Tails from the Trail

Welcome to Nome! Nome is not only the end of the Iditarod Trail, but it is also a historic town located along the Bering Sea.  With a population of 3576, Nome was once a thriving city of over 30,000 when gold was discovered in the beach sand in 1899. Nome is also known for its 1925 Diptheria outbreak, which leads to the historic Serum Run.  


Meanwhile, on the trail….. Mitch Seavey came into Nome at 6:15 am, giving him second place.  This was his 27th Iditarod, and ironically he wore bib 27.  He has had 18 top-ten finishes and three champion finishes. 

Mitch Seavey entering the chute

Only an hour and a half later, Jesse Royer arrived in Nome in third.  This was her 18th Iditarod, 8 of which were top-ten finishes. Mushers continued to arrive in Nome throughout the morning steadily.  The mushers who arrive before noon, had the advantage of partly sunny skies, with minimal wind.  The afternoon hours brought the gusty winds, and the snow began to fall, making it a wild afternoon along the ice outside of Nome.  Luckily the wind was coming in from behind versus head-on.

Mille Porsild arrived at 3:43 pm, earning 15th place and the award of Rookie of the Year!  Mille Porsild, a rookie from Denmark, began mushing in 1992. She completed the Iditarod in 10 days, 1 hour, 43 minutes, and 15 seconds.

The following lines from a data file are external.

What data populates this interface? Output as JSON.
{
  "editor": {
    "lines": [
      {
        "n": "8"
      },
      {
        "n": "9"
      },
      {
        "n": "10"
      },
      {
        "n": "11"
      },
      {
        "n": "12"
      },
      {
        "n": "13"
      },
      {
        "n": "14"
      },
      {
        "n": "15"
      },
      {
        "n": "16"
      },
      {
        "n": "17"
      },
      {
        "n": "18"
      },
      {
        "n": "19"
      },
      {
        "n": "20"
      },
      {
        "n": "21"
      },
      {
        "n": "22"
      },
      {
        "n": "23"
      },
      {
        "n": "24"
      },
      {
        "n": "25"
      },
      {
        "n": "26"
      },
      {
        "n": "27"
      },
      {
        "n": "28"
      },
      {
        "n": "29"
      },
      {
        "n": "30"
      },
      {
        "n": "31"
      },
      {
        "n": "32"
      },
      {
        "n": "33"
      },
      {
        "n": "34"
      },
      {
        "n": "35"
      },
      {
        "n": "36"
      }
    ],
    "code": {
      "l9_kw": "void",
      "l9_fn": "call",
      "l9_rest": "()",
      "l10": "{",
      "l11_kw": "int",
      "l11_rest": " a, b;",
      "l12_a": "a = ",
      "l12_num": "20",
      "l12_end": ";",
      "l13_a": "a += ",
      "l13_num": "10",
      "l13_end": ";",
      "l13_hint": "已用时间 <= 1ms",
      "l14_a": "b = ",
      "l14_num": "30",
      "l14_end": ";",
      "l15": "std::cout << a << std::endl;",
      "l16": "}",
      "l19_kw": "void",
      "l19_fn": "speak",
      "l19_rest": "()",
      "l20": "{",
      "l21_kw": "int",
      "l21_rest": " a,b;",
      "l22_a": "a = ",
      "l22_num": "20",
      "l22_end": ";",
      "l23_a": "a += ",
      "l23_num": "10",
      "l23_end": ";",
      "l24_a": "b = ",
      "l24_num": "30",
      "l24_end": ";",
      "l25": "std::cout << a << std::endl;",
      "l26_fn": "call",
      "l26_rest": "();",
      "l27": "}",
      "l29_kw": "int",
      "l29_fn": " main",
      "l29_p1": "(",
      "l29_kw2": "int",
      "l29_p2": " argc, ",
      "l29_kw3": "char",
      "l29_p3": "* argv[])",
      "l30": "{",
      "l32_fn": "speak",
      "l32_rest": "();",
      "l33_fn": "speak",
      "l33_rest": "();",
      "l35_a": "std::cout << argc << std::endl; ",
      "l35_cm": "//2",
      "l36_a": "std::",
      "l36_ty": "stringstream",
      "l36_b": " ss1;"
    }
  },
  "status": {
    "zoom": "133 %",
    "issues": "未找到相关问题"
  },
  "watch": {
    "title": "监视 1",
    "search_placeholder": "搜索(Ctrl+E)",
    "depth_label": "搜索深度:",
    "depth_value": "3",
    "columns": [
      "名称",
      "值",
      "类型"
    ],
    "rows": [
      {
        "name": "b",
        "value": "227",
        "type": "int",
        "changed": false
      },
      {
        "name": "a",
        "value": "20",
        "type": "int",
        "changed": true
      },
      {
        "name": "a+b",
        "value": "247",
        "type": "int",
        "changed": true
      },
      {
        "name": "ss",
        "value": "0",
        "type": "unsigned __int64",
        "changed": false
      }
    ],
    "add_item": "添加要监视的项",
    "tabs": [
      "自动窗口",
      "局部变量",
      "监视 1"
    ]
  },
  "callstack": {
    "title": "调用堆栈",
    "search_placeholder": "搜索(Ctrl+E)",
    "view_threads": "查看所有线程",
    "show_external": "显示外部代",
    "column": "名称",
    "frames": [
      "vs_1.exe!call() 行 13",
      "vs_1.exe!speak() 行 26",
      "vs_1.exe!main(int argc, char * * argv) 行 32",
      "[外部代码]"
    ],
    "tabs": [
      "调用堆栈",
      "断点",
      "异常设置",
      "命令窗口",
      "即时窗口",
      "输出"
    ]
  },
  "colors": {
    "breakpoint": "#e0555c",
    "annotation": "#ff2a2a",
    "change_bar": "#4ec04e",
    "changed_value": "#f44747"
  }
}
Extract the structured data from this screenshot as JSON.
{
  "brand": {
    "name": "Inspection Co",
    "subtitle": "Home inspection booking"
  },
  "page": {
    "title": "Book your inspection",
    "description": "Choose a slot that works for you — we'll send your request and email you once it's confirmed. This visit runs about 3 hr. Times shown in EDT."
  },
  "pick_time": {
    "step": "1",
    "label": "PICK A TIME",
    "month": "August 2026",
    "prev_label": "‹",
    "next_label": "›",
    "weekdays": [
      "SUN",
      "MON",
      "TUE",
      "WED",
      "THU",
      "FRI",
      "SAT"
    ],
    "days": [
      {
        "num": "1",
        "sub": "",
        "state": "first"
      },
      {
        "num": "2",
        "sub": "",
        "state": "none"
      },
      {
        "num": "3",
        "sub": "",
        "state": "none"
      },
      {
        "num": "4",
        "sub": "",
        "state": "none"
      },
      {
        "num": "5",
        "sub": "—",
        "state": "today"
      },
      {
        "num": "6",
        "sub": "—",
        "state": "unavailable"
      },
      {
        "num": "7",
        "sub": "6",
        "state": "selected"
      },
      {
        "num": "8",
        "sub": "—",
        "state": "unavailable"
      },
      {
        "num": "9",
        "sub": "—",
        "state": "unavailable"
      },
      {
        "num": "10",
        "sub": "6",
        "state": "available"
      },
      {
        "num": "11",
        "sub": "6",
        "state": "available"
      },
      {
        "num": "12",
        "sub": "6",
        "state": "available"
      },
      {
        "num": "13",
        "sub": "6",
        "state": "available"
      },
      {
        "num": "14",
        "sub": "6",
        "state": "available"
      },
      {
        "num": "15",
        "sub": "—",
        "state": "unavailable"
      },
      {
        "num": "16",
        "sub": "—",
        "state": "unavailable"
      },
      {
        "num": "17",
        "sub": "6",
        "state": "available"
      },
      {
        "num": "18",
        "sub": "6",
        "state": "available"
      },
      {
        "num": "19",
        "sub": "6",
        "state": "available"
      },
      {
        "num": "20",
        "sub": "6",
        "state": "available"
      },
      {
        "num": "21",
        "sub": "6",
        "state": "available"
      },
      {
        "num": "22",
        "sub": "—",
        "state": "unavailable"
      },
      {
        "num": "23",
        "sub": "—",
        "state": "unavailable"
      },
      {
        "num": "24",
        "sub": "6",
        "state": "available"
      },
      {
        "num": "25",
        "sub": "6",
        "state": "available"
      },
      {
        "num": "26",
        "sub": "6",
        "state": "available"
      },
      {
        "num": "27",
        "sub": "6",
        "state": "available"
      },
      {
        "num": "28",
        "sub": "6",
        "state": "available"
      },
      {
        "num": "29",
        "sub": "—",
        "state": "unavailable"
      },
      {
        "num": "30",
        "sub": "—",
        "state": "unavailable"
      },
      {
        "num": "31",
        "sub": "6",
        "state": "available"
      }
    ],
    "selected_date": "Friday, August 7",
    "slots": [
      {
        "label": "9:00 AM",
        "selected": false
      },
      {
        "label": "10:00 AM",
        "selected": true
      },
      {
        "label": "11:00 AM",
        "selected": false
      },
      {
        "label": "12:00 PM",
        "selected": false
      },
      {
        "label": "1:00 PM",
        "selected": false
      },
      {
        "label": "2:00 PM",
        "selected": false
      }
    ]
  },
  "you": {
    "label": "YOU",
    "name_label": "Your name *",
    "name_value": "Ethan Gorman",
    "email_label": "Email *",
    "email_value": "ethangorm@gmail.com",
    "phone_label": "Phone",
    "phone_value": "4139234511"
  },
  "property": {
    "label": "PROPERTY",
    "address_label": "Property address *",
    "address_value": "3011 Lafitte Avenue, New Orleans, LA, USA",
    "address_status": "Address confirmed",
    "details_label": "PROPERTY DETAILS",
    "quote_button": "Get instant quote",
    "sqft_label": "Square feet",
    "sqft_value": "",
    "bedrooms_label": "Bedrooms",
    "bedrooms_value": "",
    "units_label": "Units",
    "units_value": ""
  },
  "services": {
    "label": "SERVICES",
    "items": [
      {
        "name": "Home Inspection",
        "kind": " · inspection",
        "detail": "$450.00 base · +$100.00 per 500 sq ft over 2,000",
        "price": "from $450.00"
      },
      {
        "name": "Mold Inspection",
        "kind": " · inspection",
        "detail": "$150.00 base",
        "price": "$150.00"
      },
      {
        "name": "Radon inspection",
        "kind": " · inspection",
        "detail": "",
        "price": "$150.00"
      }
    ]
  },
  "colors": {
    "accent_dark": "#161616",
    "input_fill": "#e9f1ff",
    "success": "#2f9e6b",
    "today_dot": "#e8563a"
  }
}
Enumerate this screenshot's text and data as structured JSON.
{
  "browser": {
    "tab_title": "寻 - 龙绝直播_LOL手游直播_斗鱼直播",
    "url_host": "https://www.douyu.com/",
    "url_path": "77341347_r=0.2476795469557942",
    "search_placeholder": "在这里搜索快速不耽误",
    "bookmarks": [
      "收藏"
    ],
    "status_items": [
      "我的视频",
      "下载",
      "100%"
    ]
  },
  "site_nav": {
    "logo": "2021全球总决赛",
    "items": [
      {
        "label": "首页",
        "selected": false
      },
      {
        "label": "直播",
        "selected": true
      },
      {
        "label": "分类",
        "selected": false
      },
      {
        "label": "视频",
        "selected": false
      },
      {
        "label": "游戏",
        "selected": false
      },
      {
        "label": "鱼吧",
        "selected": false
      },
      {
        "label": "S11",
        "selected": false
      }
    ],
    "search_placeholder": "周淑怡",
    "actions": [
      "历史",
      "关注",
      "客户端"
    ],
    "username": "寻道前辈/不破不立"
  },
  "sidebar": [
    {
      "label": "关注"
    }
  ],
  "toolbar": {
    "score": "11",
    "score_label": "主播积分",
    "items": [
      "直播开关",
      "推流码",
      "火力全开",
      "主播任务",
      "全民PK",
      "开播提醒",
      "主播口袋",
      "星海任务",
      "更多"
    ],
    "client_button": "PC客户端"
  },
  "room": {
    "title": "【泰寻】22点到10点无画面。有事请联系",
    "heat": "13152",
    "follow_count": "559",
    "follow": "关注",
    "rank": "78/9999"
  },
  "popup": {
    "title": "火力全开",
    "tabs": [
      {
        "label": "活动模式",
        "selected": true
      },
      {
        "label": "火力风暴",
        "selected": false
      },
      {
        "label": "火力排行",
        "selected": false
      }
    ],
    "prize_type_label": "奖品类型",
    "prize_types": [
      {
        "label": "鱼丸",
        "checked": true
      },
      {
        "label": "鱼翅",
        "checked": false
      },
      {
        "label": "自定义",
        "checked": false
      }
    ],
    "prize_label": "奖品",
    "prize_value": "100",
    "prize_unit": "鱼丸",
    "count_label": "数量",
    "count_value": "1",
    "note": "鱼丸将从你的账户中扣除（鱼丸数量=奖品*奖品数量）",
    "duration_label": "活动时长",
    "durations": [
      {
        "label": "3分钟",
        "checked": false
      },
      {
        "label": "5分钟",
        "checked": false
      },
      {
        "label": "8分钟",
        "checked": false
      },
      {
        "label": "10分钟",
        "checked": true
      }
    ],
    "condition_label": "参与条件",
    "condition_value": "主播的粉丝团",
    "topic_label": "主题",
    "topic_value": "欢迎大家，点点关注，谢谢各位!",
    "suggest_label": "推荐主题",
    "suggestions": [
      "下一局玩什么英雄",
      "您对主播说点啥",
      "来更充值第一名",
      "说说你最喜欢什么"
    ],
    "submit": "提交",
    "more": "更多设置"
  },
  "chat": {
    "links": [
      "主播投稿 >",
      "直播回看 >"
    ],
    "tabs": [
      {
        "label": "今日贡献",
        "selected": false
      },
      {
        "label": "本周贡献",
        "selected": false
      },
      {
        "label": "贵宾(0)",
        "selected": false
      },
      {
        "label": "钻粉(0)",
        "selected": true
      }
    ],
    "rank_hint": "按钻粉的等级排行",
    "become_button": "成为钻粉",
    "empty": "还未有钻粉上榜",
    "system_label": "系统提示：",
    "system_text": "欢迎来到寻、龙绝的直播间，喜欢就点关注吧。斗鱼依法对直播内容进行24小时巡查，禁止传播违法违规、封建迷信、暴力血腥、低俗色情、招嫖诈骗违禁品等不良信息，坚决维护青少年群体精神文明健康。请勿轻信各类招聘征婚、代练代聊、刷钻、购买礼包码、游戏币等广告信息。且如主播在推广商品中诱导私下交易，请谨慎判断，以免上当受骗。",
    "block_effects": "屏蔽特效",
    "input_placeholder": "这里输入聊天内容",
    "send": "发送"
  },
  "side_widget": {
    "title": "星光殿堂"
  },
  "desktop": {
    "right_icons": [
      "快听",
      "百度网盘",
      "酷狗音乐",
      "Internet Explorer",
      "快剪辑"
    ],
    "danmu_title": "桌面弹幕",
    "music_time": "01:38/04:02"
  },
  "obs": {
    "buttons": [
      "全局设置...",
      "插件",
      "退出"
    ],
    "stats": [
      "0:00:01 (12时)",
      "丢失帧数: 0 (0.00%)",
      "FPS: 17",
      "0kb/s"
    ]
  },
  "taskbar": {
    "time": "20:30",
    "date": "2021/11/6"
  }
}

Teachers:  As mushers continue to arrive in Nome and the end of the Iditarod nears, have your students take what they have learned and reflect about being a musher along the trail. Click here for a journal activity that can either be done as the mushers set out along the trail or as a concluding activity once the students have learned about the challenges and this year’s Iditarod.